[Data records for software interfaces]
◆ ◆ ◆

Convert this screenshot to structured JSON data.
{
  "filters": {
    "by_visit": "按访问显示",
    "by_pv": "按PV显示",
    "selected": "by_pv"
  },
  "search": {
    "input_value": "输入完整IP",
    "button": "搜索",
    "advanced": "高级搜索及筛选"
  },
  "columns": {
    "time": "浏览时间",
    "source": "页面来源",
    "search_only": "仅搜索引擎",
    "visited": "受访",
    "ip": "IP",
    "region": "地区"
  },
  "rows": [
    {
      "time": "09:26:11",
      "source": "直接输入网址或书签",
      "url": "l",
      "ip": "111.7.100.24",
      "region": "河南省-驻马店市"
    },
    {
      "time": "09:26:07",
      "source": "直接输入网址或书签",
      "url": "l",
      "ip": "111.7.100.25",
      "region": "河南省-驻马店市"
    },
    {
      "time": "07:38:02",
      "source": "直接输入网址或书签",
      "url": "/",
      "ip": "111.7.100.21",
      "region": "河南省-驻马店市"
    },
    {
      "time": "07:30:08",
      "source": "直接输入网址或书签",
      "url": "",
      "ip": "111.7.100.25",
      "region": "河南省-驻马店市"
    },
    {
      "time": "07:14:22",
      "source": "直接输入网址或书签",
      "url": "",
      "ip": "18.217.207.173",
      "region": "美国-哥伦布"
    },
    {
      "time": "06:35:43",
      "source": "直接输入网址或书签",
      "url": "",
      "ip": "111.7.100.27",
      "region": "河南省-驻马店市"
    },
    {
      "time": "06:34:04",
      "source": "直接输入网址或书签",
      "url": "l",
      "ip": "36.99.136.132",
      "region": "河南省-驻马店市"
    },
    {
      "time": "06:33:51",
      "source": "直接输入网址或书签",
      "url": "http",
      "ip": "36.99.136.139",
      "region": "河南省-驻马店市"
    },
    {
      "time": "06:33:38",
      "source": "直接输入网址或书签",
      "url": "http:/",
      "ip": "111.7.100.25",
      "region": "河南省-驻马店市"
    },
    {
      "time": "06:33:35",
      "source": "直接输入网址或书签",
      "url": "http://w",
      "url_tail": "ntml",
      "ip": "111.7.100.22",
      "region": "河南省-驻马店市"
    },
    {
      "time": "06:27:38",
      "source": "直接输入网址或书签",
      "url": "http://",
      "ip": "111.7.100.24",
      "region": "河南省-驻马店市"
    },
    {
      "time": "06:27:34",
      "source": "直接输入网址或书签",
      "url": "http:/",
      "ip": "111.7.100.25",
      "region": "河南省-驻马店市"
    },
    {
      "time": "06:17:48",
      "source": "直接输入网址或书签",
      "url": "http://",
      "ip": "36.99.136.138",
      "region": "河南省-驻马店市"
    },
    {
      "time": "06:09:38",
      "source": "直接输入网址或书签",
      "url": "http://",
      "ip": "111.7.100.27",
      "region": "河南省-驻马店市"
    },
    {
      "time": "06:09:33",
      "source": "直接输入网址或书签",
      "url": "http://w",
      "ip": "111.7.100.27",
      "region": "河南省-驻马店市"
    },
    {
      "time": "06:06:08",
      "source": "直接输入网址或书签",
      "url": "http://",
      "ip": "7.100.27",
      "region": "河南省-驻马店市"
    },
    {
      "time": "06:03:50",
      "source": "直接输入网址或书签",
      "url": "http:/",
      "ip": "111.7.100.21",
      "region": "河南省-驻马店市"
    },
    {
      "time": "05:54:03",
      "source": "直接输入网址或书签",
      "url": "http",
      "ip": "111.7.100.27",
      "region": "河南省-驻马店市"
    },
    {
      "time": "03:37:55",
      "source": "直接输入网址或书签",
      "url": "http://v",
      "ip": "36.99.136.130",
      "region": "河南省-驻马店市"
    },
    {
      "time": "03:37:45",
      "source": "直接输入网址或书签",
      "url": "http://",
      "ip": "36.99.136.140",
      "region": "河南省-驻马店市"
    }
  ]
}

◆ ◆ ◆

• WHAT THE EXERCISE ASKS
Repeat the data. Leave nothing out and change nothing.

• ANSWER AREA
Convert this screenshot to structured JSON data.
{
  "filters": {
    "by_visit": "按访问显示",
    "by_pv": "按PV显示",
    "selected": "by_pv"
  },
  "search": {
    "input_value": "输入完整IP",
    "button": "搜索",
    "advanced": "高级搜索及筛选"
  },
  "columns": {
    "time": "浏览时间",
    "source": "页面来源",
    "search_only": "仅搜索引擎",
    "visited": "受访",
    "ip": "IP",
    "region": "地区"
  },
  "rows": [
    {
      "time": "09:26:11",
      "source": "直接输入网址或书签",
      "url": "l",
      "ip": "111.7.100.24",
      "region": "河南省-驻马店市"
    },
    {
      "time": "09:26:07",
      "source": "直接输入网址或书签",
      "url": "l",
      "ip": "111.7.100.25",
      "region": "河南省-驻马店市"
    },
    {
      "time": "07:38:02",
      "source": "直接输入网址或书签",
      "url": "/",
      "ip": "111.7.100.21",
      "region": "河南省-驻马店市"
    },
    {
      "time": "07:30:08",
      "source": "直接输入网址或书签",
      "url": "",
      "ip": "111.7.100.25",
      "region": "河南省-驻马店市"
    },
    {
      "time": "07:14:22",
      "source": "直接输入网址或书签",
      "url": "",
      "ip": "18.217.207.173",
      "region": "美国-哥伦布"
    },
    {
      "time": "06:35:43",
      "source": "直接输入网址或书签",
      "url": "",
      "ip": "111.7.100.27",
      "region": "河南省-驻马店市"
    },
    {
      "time": "06:34:04",
      "source": "直接输入网址或书签",
      "url": "l",
      "ip": "36.99.136.132",
      "region": "河南省-驻马店市"
    },
    {
      "time": "06:33:51",
      "source": "直接输入网址或书签",
      "url": "http",
      "ip": "36.99.136.139",
      "region": "河南省-驻马店市"
    },
    {
      "time": "06:33:38",
      "source": "直接输入网址或书签",
      "url": "http:/",
      "ip": "111.7.100.25",
      "region": "河南省-驻马店市"
    },
    {
      "time": "06:33:35",
      "source": "直接输入网址或书签",
      "url": "http://w",
      "url_tail": "ntml",
      "ip": "111.7.100.22",
      "region": "河南省-驻马店市"
    },
    {
      "time": "06:27:38",
      "source": "直接输入网址或书签",
      "url": "http://",
      "ip": "111.7.100.24",
      "region": "河南省-驻马店市"
    },
    {
      "time": "06:27:34",
      "source": "直接输入网址或书签",
      "url": "http:/",
      "ip": "111.7.100.25",
      "region": "河南省-驻马店市"
    },
    {
      "time": "06:17:48",
      "source": "直接输入网址或书签",
      "url": "http://",
      "ip": "36.99.136.138",
      "region": "河南省-驻马店市"
    },
    {
      "time": "06:09:38",
      "source": "直接输入网址或书签",
      "url": "http://",
      "ip": "111.7.100.27",
      "region": "河南省-驻马店市"
    },
    {
      "time": "06:09:33",
      "source": "直接输入网址或书签",
      "url": "http://w",
      "ip": "111.7.100.27",
      "region": "河南省-驻马店市"
    },
    {
      "time": "06:06:08",
      "source": "直接输入网址或书签",
      "url": "http://",
      "ip": "7.100.27",
      "region": "河南省-驻马店市"
    },
    {
      "time": "06:03:50",
      "source": "直接输入网址或书签",
      "url": "http:/",
      "ip": "111.7.100.21",
      "region": "河南省-驻马店市"
    },
    {
      "time": "05:54:03",
      "source": "直接输入网址或书签",
      "url": "http",
      "ip": "111.7.100.27",
      "region": "河南省-驻马店市"
    },
    {
      "time": "03:37:55",
      "source": "直接输入网址或书签",
      "url": "http://v",
      "ip": "36.99.136.130",
      "region": "河南省-驻马店市"
    },
    {
      "time": "03:37:45",
      "source": "直接输入网址或书签",
      "url": "http://",
      "ip": "36.99.136.140",
      "region": "河南省-驻马店市"
    }
  ]
}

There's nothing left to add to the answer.